Sevie Kenyon: Michelle, where can people go for more information about this topic?

Michelle Miller: On the web Google Center for Aggregated Food Systems.

Sevie Kenyon: We’ve been visiting with Michelle Miller Center for Integrated Agricultural Systems, University of Wisconsin-Madison in the College of Agricultural and Life Sciences and I’m Sevie Kenyon.

The Field to Food Bank Project – Audio

Friday, December 2nd, 2011
[audio:|titles=Jed Colquhoun: The Field to Food Bank Project]

Jed Colquhoun, Extension Horticulturist
Department of Horticulture
UW-Madison College of Agricultural and Life Sciences
(608) 890-0980

The Field to Food Bank Project

Time – 3:00 minutes

0:18 – Second Harvest food distribution center
0:37 – The Field to Food Bank Project
0:55 – How Field to Food Bank works
1:25 – How the project started
1:56 – Chain of generosity
2:20 – Produce in the project
2:40 – How to get involved
2:51 – Lead out


Getting that extra food out of the field and into people’s mouths. We’re visiting today with Jed Colquhoun, Department of Horticulture, University of Wisconsin, in the College of Agricultural and Life Sciences, Madison, Wisconsin… and I’m Sevie Kenyon.

Sevie Kenyon: Jed, welcome to our microphone. Start out by telling us where we are today.

Jed Colquhoun: We’re at Second Harvest of Southern Wisconsin Food Bank in Madison, Wisconsin. This is a distribution source for 16 counties in southern Wisconsin that distributes food products to a variety of different clientele.

Sevie Kenyon: And Jed, how are you involved with Second Harvest?

Jed Colquhoun: We’ve been involved in a project that we’ve called now, field to food bank. That program is looking at capturing resources out of the field, and putting them into a format to be distributed through the food bank system, such as Second Harvest of Southern Wisconsin.

Sevie Kenyon: Can you give us an example of how that works?

Jed Colquhoun: Sure. We’ve had some great test runs in the 2011 growing season, including a couple of acres of carrots from one of our very generous producers in central Wisconsin. Those carrots were harvested, transported to a local processing plant, in cooperation with the food processors and the can manufacturers. And then those cans will end up, eventually, at the Second Harvest of Southern Wisconsin, and distributed through that 16 county food pantry network.

Sevie Kenyon: Can you tell us how you became involved in this?

Jed Colquhoun: We were at a food producers’ meeting and those producers were talking about some of the crops they had produced during that growing season and what they might be able to do with the produce that was in excess of what the system could handle. Meanwhile, Jim Shireman, of Second Harvest of Southern Wisconsin was also at that luncheon and realized the potential to combine the agricultural strengths with the need to fight hunger, and it all grew from there.

Sevie Kenyon: Can you describe for us the chain of people involved in this project?

Jed Colquhoun: This was a community that’s been very generous to the food banks in the past and we’re building on that capacity in this project.

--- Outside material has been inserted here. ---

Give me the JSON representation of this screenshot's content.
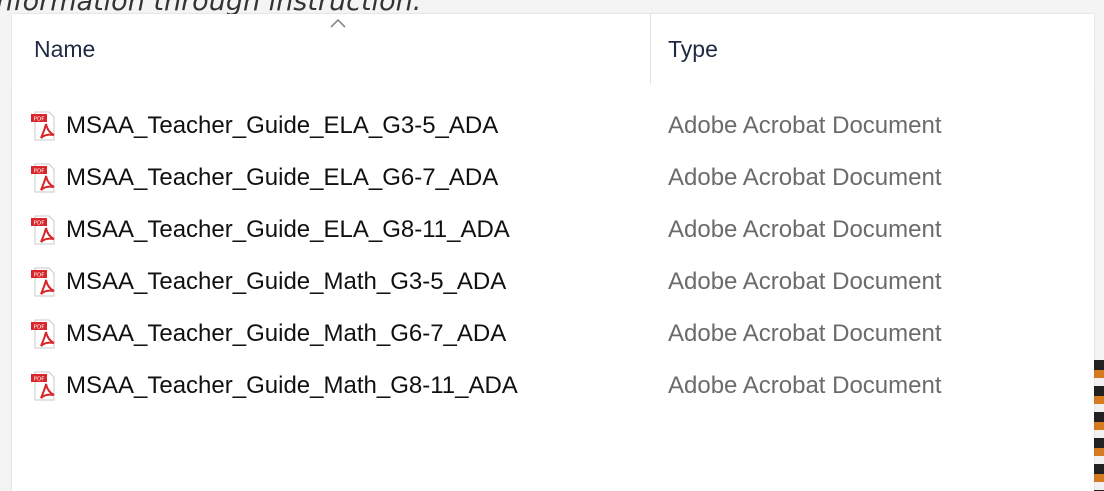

Everybody from growers to food processors, to the can manufacturers themselves, to the trucking companies that move this produce around, this is another opportunity to build on that generosity and their business entity that happens to produce food.

Sevie Kenyon: And what kind of products are we talking about?

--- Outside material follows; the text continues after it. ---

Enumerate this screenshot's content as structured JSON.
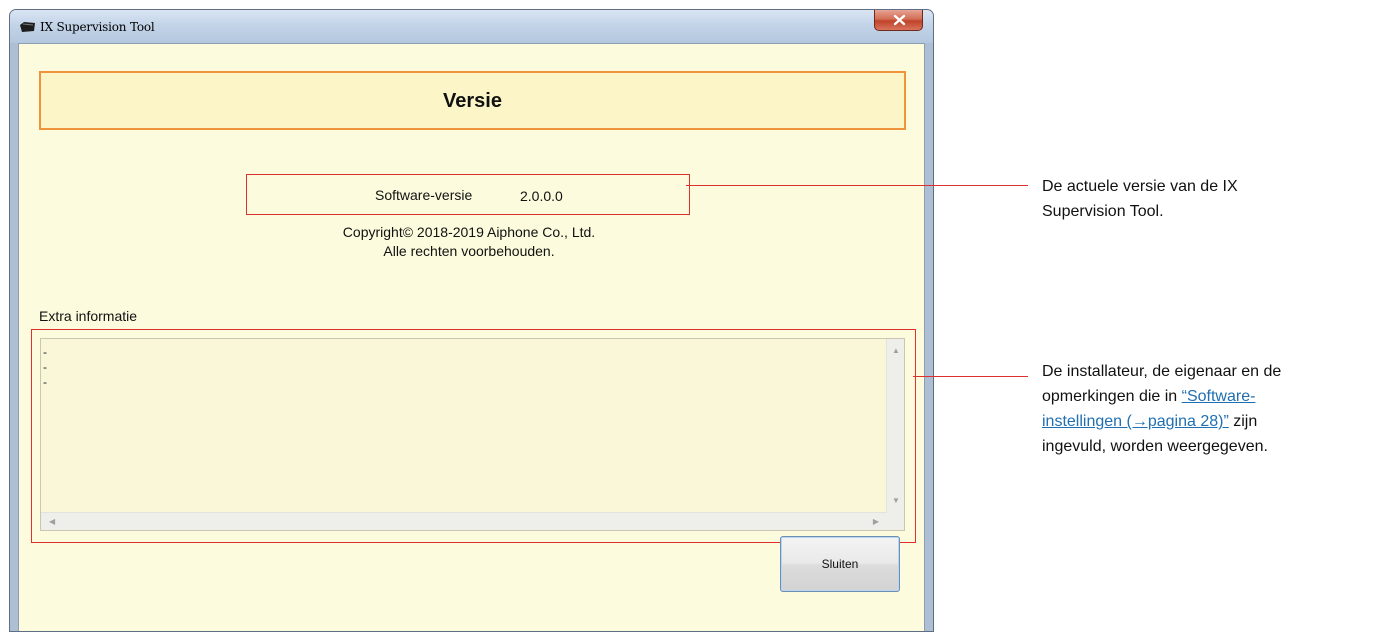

Jed Colquhoun: In the first year we took test runs on a wide variety of foods from carrots to potatoes …focusing on fresh, end processed vegetables, with the capacity of processed vegetables to be able to be stored for a longer period of time.

Sevie Kenyon: And Jed, are there opportunities for more growers to be involved?

Jed Colquhoun: If folks want to get interested they can contact us at the Field to Food Bank project, or contact their local food bank and see what capacity they have to handle locally produced food.

Sevie Kenyon: We’ve been visiting with Jed Colquhoun, department of horticulture, University of Wisconsin, in the College of Agricultural and Life Sciences, Madison, Wisconsin… and I’m Sevie Kenyon.